The next step is to ask the Oracle. This attempts to match your origins to a more specific population or region. There are two choices; Oracle, which attempts Single Population sharing, and Mixed Mode Population Sharing; and Oracle-4 which expands it to combinations of 3 and 4 specific populations. In each case the lower the distance (@ number) the closer the match. So let’s ask the Oracle who I am?
Single population has me as French @ 2.76 or English (Kent) @ 3.81
Mixed sharing says I’m 90.1% English (Kent) and 9.9% Sardinian @ 1.9
Ssingle population has me as French @ 2.87 or English (Kent) @ 4.09
on two populations I’m 50% English (Kent) + 50% French @ 2.614850
Three populations is 50% Dutch + 25% German + 25% Spanish @ 2.123281
Four populations Basque + German + East Poland + East Poland @ 1.747220
Again while looking different on the surface this isn’t radically different from what Living DNA is telling me, that my recent ancestry is dominated by the south eastern corner of England. All of the British sub-regions which my British ancestry is broken down into are strongly influenced by French, German and Danish ancestry and to a lesser extent Belgian, Swedish, Spanish and Norwegian ancestry which would account for much of what the Oracles are telling me and is for the most part consistent with the history of my mother and father lines.
The four populations admixture is a bit of mystery, but was designed especially for people who have 4 grandparents from 4 different places, so isn’t particularly relevant to me. The Oracle results would however please my mother, if she were alive to share them with, as she was adament there undocumented Germany ancestry on her side of the family.
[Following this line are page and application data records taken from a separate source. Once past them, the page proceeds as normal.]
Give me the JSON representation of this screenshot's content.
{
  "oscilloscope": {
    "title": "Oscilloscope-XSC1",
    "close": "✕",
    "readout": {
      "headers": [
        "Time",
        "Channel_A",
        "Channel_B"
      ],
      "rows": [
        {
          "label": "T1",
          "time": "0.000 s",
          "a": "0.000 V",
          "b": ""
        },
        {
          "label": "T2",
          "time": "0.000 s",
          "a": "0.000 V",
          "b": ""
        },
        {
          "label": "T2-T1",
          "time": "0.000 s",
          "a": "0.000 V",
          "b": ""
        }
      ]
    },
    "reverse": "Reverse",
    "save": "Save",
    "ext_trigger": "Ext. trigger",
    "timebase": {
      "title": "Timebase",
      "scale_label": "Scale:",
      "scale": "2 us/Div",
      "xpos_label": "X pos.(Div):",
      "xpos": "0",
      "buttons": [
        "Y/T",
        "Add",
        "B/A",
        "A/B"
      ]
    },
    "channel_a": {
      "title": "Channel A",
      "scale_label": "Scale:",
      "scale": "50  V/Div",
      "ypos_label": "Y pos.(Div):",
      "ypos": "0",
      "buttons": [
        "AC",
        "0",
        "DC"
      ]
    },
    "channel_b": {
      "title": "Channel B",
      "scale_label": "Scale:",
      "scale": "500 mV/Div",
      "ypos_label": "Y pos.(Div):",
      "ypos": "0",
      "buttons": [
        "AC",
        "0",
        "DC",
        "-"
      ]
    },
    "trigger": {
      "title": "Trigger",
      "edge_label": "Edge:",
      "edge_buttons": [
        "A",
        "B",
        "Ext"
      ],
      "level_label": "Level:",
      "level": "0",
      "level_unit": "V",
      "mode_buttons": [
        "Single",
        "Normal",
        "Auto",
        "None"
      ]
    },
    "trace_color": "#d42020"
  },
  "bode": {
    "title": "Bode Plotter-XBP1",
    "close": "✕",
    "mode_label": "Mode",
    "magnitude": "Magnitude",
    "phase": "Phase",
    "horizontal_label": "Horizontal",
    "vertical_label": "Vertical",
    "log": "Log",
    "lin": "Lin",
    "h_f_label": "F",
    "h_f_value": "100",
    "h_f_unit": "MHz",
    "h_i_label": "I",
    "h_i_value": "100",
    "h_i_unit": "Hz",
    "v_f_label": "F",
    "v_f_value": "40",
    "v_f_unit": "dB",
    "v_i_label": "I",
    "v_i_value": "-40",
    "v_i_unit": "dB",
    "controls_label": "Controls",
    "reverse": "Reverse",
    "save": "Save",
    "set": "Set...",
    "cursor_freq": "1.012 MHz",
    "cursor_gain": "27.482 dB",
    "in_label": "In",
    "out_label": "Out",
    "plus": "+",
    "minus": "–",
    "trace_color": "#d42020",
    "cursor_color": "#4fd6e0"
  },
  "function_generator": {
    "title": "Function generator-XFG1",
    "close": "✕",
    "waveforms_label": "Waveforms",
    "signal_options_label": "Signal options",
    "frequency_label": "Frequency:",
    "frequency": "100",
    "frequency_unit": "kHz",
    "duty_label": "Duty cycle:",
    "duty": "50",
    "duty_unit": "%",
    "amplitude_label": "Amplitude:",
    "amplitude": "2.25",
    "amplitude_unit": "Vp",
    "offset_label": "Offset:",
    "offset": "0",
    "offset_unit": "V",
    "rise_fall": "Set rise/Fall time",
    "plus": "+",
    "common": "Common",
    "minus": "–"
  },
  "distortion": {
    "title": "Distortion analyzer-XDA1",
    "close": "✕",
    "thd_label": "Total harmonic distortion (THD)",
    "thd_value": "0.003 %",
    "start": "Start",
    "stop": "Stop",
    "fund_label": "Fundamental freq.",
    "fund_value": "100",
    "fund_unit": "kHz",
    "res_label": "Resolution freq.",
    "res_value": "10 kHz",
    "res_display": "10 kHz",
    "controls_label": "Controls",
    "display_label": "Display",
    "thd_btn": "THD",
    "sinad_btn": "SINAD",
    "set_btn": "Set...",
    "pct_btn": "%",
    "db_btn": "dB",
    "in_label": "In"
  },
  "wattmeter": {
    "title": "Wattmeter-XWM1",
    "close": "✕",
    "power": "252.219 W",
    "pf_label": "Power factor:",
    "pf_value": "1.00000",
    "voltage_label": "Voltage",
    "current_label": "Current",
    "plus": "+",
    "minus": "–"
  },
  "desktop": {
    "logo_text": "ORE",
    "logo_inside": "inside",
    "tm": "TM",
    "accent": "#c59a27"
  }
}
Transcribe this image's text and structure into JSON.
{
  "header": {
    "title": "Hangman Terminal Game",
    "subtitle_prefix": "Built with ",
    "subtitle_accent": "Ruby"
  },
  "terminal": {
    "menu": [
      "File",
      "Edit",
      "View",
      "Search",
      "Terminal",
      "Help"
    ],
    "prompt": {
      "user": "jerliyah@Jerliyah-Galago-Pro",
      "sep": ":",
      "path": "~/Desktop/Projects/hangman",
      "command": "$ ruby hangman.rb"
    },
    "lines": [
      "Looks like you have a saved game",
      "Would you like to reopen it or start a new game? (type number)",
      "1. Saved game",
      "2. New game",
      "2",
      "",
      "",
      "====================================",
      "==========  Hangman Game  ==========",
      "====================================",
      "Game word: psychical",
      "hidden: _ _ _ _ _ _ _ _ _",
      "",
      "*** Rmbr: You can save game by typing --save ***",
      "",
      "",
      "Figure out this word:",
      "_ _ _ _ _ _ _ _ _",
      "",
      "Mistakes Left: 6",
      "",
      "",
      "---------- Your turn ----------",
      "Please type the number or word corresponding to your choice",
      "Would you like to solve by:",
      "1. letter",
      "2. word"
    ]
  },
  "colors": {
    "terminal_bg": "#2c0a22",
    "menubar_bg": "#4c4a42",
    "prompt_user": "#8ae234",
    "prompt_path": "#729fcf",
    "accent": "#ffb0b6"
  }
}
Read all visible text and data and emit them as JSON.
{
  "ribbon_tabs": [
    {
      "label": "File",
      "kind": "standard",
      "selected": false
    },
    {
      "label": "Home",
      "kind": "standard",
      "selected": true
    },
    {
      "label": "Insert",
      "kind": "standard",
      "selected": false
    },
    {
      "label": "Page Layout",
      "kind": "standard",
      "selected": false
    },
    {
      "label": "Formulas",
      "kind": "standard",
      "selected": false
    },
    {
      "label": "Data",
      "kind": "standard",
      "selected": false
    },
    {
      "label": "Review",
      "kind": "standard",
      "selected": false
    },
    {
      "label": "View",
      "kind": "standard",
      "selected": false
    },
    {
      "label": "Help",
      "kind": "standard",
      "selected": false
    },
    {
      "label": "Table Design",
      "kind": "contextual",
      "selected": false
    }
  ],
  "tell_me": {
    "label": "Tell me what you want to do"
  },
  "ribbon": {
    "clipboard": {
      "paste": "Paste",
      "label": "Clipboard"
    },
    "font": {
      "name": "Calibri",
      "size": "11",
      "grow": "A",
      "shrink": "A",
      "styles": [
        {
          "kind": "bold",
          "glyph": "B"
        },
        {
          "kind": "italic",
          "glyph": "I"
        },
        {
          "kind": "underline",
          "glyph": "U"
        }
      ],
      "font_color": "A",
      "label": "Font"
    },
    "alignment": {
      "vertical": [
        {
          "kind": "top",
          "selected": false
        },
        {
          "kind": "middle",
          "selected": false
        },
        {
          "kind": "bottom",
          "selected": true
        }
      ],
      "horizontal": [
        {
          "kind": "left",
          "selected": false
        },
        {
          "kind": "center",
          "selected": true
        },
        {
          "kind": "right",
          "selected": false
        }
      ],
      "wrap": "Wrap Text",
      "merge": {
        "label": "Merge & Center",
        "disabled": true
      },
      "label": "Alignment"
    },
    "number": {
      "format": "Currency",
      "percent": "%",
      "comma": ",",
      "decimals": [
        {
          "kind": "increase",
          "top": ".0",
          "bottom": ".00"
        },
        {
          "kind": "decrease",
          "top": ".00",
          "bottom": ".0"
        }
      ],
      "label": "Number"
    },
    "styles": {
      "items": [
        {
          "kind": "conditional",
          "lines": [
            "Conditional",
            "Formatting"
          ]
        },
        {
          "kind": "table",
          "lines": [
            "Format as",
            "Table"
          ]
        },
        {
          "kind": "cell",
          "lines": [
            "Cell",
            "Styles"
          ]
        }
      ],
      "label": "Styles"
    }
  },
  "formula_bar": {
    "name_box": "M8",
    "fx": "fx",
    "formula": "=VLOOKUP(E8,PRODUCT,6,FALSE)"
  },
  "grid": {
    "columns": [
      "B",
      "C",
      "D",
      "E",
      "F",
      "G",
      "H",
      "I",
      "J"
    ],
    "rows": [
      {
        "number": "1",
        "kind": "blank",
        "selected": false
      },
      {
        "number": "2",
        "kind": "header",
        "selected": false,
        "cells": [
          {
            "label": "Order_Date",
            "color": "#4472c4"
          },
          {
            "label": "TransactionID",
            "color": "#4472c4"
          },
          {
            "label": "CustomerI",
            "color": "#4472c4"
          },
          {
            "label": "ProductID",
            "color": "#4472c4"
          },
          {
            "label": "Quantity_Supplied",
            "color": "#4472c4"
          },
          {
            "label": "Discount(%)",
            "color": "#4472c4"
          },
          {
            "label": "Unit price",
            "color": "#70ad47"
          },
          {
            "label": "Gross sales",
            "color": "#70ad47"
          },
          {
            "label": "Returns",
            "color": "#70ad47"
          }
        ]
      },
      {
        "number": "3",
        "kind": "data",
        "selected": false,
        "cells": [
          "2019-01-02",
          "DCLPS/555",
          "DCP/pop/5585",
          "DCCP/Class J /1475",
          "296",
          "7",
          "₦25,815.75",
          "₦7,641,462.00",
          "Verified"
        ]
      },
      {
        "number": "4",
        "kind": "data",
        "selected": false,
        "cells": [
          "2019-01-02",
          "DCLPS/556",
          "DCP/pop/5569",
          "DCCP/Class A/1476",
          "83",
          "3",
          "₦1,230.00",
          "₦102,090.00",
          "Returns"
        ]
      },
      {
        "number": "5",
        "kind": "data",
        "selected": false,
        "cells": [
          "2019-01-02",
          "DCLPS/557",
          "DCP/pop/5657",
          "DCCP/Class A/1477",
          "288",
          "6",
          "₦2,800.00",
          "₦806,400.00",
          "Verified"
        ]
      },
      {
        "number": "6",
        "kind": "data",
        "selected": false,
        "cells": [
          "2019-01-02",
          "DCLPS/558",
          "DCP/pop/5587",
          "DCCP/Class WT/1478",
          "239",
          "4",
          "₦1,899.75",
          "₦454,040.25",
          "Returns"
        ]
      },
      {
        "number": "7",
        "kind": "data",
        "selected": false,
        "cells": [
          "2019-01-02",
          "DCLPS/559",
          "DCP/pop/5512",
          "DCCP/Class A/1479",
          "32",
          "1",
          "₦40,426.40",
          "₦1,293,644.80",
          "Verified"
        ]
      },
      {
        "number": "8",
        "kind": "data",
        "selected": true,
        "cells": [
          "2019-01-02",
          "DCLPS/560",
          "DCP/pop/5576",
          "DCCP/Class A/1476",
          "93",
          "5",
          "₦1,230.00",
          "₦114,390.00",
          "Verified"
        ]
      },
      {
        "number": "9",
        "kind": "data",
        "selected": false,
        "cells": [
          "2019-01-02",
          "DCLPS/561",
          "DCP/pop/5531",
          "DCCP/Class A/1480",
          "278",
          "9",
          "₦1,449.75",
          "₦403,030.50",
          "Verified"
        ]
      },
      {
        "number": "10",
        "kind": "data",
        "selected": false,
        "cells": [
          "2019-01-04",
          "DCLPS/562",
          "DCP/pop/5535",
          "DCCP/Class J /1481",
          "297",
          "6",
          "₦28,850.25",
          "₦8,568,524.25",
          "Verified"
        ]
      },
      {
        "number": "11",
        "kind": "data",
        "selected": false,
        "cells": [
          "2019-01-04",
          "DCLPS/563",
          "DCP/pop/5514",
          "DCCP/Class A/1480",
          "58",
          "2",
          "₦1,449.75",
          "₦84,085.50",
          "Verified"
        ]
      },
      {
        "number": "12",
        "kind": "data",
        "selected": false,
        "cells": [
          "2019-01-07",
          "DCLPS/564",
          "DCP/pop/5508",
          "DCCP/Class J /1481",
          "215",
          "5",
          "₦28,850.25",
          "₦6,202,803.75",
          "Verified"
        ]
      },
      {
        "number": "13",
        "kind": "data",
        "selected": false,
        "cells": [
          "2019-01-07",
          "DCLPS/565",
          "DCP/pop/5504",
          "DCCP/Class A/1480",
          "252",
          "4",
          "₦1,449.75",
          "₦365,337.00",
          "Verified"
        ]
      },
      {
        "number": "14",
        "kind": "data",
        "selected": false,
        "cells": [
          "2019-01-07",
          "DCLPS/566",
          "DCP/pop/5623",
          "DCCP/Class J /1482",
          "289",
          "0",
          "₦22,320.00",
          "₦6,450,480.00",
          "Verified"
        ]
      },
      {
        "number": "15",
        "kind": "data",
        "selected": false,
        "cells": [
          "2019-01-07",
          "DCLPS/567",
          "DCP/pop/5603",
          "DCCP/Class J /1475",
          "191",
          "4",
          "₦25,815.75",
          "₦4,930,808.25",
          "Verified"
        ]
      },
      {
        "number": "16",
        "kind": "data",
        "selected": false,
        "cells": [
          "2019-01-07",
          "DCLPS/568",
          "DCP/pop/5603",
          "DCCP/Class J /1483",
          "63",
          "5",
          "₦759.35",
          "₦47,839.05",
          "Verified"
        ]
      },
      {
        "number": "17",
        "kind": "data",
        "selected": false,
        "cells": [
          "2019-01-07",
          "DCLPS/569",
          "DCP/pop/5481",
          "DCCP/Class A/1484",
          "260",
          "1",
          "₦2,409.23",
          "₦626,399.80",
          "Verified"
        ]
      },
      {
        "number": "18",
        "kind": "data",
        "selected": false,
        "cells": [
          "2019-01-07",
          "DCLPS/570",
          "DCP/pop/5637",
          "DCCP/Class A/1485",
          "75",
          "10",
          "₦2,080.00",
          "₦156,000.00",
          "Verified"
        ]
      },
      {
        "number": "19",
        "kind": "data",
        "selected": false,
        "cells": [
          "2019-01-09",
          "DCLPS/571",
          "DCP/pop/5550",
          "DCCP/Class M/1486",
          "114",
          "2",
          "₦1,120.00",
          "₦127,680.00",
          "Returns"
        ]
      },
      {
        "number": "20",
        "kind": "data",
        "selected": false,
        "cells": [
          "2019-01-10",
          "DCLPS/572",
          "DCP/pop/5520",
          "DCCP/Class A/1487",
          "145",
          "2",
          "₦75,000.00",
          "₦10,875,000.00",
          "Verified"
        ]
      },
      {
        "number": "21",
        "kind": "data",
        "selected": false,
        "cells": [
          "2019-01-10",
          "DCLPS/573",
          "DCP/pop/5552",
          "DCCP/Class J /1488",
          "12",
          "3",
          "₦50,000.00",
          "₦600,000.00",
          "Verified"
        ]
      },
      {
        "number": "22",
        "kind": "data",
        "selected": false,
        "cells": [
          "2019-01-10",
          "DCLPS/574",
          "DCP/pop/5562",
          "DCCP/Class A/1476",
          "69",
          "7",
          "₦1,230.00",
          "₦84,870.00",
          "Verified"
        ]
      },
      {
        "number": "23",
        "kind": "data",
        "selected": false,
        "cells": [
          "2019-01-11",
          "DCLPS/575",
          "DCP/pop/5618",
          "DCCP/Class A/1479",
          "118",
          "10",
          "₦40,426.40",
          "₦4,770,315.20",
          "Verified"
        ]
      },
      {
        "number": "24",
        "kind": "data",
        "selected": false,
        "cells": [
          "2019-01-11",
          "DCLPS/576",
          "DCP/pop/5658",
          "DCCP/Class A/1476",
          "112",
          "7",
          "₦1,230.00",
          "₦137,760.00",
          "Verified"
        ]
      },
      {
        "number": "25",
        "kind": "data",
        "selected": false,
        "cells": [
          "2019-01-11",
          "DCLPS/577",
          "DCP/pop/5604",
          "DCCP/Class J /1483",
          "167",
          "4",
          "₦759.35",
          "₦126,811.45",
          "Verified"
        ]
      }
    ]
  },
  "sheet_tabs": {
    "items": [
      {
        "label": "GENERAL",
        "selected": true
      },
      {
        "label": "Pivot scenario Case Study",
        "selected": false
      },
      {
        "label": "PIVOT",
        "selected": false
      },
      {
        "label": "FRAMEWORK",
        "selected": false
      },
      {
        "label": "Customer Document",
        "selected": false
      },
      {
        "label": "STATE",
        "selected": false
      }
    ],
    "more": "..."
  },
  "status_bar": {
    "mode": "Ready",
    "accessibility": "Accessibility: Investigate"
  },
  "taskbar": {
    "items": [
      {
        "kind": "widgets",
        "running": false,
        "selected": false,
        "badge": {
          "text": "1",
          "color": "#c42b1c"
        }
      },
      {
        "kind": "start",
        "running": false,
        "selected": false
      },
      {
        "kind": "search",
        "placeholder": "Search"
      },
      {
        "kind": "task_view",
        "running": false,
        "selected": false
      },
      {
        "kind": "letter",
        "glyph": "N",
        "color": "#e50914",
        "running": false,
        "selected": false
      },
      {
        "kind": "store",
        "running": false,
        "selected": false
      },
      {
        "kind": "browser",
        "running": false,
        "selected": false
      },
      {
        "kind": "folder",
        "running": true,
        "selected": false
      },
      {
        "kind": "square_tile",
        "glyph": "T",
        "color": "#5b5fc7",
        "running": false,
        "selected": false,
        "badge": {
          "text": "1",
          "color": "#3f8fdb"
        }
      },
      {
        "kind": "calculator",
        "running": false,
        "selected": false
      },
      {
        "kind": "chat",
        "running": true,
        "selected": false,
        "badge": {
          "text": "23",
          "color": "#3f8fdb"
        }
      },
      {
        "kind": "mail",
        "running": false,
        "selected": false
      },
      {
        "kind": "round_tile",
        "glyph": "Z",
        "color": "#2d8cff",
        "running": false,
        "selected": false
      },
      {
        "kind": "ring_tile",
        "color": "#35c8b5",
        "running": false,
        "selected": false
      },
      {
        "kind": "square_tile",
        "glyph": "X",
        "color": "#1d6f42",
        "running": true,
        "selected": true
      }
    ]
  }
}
That’s all for now, but in my next blog I’ll be exploring what GEDmatch’s Eurogenes calculator can tell me about my European ancestry.